    No. I am NOT making this up.

  3. #3 Ed Brayton
    April 22, 2004

    Yeah, well, after clicking on the link [for which thanks] and reading the original story, it seems the matter is not quite as your summary presented it. Running “high stakes” poker games in his house “twice a week” with “thousands on the table” and there having been a shooting on the grounds a week or so before changes matters a bit. In light of the full background, especially the shooting, the actions of the police and the size of the raiding party does not seem nearly so egregiously over the top.

    I don’t see what difference the stakes make. My buddies and I play for a couple hundred dollars each. Pro football players, who make millions, gamble for higher stakes. They can afford it. I don’t think the stakes make any difference. As far as the shooting goes, it was 3 months prior to this raid, and one has nothing to do with the other. If they were serving a warrant on the shooting, that would be one thing. But they arrested him solely for playing poker with his buddies. It’s that law that I say is both hypocritical and unjust.

    The State of Florida is free to decide if it wants to permit private gambling for substantial sums in private homes or not. It is free to license casino gambling if it wishes, or poker parlors, or to have no gambling regulations at all. And you can certainly argue the unwisdom of overly restrictive laws on private gambling. But a state’s refusal to sanction regular [twice a week] high stakes gambling at a private home, does not seem to me, on its face to be an unreasonable excercise of legislative judgement.

    I think any legislative judgment that violates a person’s right to privacy without a very compelling reason is an unjust law. It is not the government’s job to stamp out what they perceive as vice, it is their job to protect us from being harmed against our will.

  4. #4 Lynnie
    April 23, 2004

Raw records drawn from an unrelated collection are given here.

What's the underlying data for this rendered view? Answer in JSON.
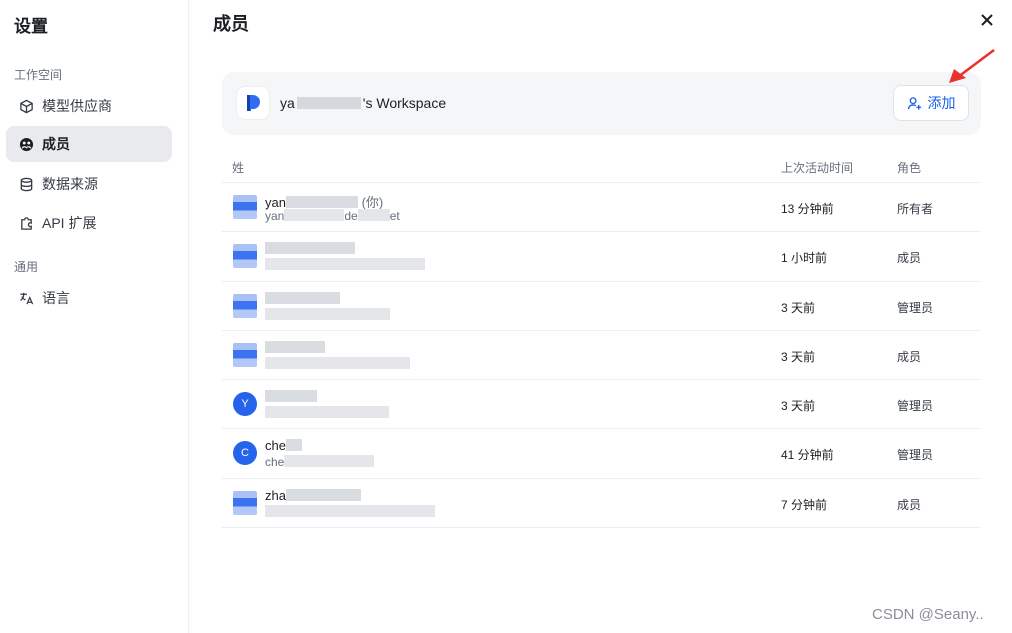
{
  "sidebar": {
    "title": "设置",
    "sections": [
      {
        "label": "工作空间"
      },
      {
        "label": "通用"
      }
    ],
    "items": [
      {
        "label": "模型供应商",
        "icon": "cube-icon"
      },
      {
        "label": "成员",
        "icon": "members-icon",
        "active": true
      },
      {
        "label": "数据来源",
        "icon": "database-icon"
      },
      {
        "label": "API 扩展",
        "icon": "puzzle-icon"
      },
      {
        "label": "语言",
        "icon": "translate-icon"
      }
    ]
  },
  "main": {
    "title": "成员",
    "workspace": {
      "name_prefix": "ya",
      "name_suffix": "'s Workspace",
      "add_label": "添加"
    },
    "table": {
      "headers": [
        "姓",
        "上次活动时间",
        "角色"
      ],
      "rows": [
        {
          "name": "yan",
          "name_note": "(你)",
          "email_prefix": "yan",
          "email_mid": "de",
          "email_suffix": "et",
          "avatar": "",
          "last_active": "13 分钟前",
          "role": "所有者"
        },
        {
          "name": "",
          "email_prefix": "",
          "avatar": "",
          "last_active": "1 小时前",
          "role": "成员"
        },
        {
          "name": "",
          "email_prefix": "",
          "avatar": "",
          "last_active": "3 天前",
          "role": "管理员"
        },
        {
          "name": "",
          "email_prefix": "",
          "avatar": "",
          "last_active": "3 天前",
          "role": "成员"
        },
        {
          "name": "",
          "email_prefix": "",
          "avatar": "Y",
          "last_active": "3 天前",
          "role": "管理员"
        },
        {
          "name": "che",
          "email_prefix": "che",
          "avatar": "C",
          "last_active": "41 分钟前",
          "role": "管理员"
        },
        {
          "name": "zha",
          "email_prefix": "",
          "avatar": "",
          "last_active": "7 分钟前",
          "role": "成员"
        }
      ]
    }
  },
  "watermark": "CSDN @Seany..",
  "colors": {
    "accent": "#155eef",
    "avatar": "#2563eb",
    "arrow": "#e8322b"
  }
}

    It’s almost 8 PM and the card game is starting, I will close the blinds and lock the doors now.
    (Big Bad Ed “the gambler” is going to win tonight) LOL

  5. #5 Ed Brayton
    April 24, 2004

    Well, “Big Bad Ed” had an off night last night. Lost about $40. But I was due, the last 3 weeks I’m up about $300, which isn’t bad for a little game like ours. And we had a ringer in the game last night who thinks he’s a hotshot poker player, a guy who runs his own poker room, who lost at least $250. He had Kevin to his left, who took about 15 minutes to figure out this guy’s patterns and proceeded to win about $200, mostly from him, by coming over the top of his raises over and over again. Meanwhile, I just treaded water all night, winning a pot here and there to keep me going but folding 9 out of 10 hands. Just one of those nights. But $40 is a night’s entertainment, and it’s always fun with this group of guys.